“ILL is a genre-evading band which believes in the power of disobedient noise. With a repertoire of precarious pop songs and frequent improvised departures, ILL revel in the right to be weird, exploring the borders between the funny and the sinister, the personal and the political, the mundane and the surreal” so read the band’s own Bandcamp biog,. “Grotty, wild, weird, frenzied music… fiercely political.” so said The Guardian
Kick Him Out The Disco is a song about realising that it’s not You, it’s definitely Them. It’s about standing up for yourself and giving your manipulative exes and incompetent overlords a glittered middle finger.
5: Eyerolls – Now this, depending on the time of day and if the pigeons are pecking at your state of mind or not, is either an excellent set of art slices or an annoying noise that demands you turn it off. I do keep going vack to it, I got through the whole thing and came out in one piece earlier today, I just tried again now and threw the whole thing out of the window, They’re from Maryland, I don’t know why you need to know that? give them at least four goes before you dismiss it., compulsion is a Bad Bad Bad Bad Bad Bad Bad Bad Bad Bad (Good) Idea But Who Has the Time Right I Mean These Days It’s Like Pulling Teeth Even Getting the Donkey to the Dentist. Here’s the Bandcamp, what did we do before Bandcamp and Twitter? Twitter is where Eyerolls came from, do you follo Organ on Twitter? is there a point?
And before this page is brought to a close, we do need to say R.I.P. Roger Trigaux He was, as someone else said and as we pointed out on the radio last Sunday, “a true innovator and the mastermind behind one of the best Avant/ R.I.O. bands Present”.
And that was that, another bus load of music during these strange locked-down times. A big big thanks to anyone and everyone who has visited these pages, checked out the links, the music, the art, the exhibitions, the Cultivate on-line exhbitions, a big big thanks to all involved in the art shows or making the music we cover. And do let us just point out that everything here on these fractured Organ pages was done for free, all our time and effort and we just get so stupidly swamped in the week before this damn Bandcamp Friday, seems like every band and label in the world wants us to support something or other each month, you bands and labels are making a fortune out there every bandcamp Friday, “hey, tomorrow is Bandcamp Friday, we need to gold=plate our bathrtoom taps and we can’t charge you a fortune to get into or gigs anymore and can you help s out with a plug please?” Hey, we for overdue rent as well you know, while you sell two hundred millions albums every Bandcamp Friday maybe…. Hell, at least back in the day we’d get Manic Street Preachers albums in the post that we could go flog at Cheapo Cheapo down in Soho to pay the bills, all we get these days is a link. We haven’t got no box of money like Norm Buntz had stashed…
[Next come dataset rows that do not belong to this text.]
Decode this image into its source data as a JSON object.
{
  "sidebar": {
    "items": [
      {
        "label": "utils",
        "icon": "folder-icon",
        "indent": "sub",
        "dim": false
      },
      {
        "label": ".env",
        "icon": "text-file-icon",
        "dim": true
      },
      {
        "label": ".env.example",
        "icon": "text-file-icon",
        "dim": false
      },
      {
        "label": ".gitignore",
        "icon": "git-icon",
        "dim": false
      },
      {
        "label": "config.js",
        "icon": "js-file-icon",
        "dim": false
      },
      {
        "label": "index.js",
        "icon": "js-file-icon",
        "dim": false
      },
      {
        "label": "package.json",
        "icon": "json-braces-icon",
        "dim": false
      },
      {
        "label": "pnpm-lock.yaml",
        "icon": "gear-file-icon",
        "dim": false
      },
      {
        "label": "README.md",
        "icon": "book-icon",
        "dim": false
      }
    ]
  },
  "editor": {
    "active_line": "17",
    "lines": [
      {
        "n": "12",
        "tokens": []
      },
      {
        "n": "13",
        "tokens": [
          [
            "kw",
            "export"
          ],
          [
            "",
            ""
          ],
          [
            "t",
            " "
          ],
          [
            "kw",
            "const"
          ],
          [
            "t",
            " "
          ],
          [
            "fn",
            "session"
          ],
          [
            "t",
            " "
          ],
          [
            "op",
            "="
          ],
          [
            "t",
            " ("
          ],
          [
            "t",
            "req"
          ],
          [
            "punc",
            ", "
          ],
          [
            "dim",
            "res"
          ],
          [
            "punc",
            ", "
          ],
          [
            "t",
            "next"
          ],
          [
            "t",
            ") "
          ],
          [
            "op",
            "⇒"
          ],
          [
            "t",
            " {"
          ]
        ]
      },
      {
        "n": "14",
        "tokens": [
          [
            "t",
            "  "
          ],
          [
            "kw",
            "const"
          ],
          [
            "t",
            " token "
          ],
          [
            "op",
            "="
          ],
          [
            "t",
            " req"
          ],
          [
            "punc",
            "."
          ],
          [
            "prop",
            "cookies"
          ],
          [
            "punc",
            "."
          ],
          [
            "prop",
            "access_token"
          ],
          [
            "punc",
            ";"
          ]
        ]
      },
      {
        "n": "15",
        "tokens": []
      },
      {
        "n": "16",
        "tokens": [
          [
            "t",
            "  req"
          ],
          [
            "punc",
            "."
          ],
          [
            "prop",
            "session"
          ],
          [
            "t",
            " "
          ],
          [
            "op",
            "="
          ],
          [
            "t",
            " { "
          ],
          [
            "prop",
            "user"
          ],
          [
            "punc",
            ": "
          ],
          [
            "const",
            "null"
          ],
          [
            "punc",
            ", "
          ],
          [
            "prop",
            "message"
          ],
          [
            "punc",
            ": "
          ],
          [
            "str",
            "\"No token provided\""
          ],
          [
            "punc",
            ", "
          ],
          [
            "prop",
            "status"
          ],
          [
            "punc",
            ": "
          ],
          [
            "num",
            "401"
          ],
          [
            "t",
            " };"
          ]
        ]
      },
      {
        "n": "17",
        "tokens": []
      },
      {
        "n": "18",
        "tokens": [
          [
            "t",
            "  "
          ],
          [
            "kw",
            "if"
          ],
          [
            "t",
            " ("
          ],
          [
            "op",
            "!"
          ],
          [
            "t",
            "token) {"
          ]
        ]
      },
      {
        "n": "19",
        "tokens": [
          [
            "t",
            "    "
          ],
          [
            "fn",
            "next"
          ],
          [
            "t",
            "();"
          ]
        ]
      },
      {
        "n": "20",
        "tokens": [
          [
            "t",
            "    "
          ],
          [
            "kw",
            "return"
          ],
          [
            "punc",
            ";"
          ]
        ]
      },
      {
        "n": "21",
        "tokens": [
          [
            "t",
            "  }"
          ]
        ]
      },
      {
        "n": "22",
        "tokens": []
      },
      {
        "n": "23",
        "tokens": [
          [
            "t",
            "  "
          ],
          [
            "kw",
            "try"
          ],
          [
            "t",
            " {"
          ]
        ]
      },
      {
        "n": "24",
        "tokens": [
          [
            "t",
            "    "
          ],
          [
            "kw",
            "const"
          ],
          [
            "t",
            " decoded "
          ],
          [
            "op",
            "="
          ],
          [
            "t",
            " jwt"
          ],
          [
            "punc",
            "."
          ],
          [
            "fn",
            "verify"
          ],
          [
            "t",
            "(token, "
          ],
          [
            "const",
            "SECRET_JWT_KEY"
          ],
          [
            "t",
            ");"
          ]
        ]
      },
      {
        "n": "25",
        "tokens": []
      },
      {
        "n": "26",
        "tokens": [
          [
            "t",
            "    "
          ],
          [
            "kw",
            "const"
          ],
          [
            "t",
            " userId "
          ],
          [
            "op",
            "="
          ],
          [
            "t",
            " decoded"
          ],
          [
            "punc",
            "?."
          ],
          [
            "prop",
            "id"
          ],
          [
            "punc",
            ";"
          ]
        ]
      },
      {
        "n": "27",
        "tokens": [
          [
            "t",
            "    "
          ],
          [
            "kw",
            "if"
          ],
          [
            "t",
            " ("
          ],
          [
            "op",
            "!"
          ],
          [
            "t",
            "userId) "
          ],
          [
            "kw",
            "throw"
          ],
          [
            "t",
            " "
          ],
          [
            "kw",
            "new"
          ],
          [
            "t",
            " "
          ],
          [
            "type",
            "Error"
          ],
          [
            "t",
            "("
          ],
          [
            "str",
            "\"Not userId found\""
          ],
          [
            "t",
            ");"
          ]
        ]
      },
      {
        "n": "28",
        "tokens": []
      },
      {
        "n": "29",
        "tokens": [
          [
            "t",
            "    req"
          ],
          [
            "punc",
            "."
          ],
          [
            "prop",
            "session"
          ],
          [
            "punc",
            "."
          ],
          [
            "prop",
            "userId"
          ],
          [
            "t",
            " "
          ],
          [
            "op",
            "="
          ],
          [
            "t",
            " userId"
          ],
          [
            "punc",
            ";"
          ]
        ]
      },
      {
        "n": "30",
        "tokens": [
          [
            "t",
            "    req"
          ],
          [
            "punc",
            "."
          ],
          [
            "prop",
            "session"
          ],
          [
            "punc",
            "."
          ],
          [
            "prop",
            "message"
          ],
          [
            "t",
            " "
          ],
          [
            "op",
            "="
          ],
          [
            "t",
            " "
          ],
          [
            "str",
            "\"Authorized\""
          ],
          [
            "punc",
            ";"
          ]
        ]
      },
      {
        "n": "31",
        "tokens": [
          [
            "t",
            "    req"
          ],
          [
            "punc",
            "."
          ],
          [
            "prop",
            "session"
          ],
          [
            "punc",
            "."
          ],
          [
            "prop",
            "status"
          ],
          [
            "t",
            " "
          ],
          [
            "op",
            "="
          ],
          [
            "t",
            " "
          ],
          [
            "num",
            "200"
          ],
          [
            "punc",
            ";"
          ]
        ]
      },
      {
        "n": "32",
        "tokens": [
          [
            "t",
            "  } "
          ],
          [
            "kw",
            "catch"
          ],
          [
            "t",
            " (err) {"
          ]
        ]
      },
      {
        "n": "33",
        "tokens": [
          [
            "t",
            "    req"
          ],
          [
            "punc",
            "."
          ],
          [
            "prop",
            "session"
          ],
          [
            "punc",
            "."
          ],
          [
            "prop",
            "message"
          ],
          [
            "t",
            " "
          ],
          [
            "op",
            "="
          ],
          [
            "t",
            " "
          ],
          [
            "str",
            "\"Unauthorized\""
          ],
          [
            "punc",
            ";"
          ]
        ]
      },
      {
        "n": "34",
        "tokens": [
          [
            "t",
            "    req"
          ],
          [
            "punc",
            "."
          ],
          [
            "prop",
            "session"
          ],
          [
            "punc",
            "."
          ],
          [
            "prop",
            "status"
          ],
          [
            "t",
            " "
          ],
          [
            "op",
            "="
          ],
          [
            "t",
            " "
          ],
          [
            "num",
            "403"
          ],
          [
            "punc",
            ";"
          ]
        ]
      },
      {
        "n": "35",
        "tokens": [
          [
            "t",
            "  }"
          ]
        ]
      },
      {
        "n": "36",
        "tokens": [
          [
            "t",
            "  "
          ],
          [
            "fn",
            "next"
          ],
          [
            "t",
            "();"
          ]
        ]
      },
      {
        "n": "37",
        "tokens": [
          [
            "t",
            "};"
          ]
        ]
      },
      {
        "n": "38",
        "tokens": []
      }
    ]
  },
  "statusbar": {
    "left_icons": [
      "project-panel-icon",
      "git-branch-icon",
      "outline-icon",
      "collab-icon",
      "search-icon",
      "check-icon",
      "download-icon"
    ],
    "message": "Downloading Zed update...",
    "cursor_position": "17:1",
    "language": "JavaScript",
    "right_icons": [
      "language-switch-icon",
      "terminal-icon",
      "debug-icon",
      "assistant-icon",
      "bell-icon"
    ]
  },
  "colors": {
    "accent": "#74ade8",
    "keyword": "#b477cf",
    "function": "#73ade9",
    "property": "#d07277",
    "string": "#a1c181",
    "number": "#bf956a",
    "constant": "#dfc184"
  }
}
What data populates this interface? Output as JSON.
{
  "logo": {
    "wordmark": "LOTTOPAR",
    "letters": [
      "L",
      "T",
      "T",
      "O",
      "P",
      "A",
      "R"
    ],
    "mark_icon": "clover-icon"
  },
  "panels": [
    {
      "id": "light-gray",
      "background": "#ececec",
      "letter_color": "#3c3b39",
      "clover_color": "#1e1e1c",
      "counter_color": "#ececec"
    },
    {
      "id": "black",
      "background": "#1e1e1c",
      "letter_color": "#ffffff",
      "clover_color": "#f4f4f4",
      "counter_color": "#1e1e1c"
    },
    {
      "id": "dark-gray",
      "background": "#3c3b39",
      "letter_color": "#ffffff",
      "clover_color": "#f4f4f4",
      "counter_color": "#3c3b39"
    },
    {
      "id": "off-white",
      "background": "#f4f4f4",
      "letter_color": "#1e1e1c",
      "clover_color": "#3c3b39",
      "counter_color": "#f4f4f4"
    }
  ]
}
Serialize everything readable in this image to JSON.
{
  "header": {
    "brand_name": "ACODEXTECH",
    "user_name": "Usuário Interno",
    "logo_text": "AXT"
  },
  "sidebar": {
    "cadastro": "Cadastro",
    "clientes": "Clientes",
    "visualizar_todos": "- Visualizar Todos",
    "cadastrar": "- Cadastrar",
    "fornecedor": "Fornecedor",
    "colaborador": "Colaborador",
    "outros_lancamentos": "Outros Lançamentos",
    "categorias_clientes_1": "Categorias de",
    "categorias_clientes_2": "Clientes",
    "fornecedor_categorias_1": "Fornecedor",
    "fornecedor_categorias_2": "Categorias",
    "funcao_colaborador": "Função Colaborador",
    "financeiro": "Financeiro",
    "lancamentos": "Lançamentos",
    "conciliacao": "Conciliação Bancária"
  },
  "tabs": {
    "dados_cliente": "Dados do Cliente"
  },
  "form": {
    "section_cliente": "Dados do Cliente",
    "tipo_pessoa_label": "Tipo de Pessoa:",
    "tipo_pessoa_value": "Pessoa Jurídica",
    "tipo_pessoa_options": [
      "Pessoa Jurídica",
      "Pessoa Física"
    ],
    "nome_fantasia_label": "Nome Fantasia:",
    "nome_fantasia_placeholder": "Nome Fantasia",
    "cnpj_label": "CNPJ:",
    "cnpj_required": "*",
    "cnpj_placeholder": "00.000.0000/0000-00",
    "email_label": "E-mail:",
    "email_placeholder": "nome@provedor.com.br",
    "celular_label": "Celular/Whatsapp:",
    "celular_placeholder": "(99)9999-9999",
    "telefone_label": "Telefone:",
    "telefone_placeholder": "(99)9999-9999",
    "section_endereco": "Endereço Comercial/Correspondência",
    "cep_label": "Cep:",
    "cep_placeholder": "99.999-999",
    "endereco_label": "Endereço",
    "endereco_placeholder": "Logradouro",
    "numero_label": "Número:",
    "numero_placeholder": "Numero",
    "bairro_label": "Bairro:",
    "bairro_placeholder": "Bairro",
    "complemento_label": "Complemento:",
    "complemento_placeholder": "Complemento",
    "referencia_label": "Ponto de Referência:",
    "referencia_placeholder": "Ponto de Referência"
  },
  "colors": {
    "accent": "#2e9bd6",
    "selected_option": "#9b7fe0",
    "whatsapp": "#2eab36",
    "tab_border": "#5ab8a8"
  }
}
So if you do feel like making a small donation – We bring all this art, music and underculture to you for free, we really don’t want to clutter up our pages with annoying adverts, no one wants that, but it does take up a lot of time, hours and hours of time. If you should feel like supporting Organ/Cultivate (for it is one in the same) by making a small donation to help keep all this flowing that would be delightful, thank you.
And while we’re here, just one more episode, one last one, you can never have too much Mr Hammill, not only did he and Rikki invent punk rock, seems he also invented the tag back in 74….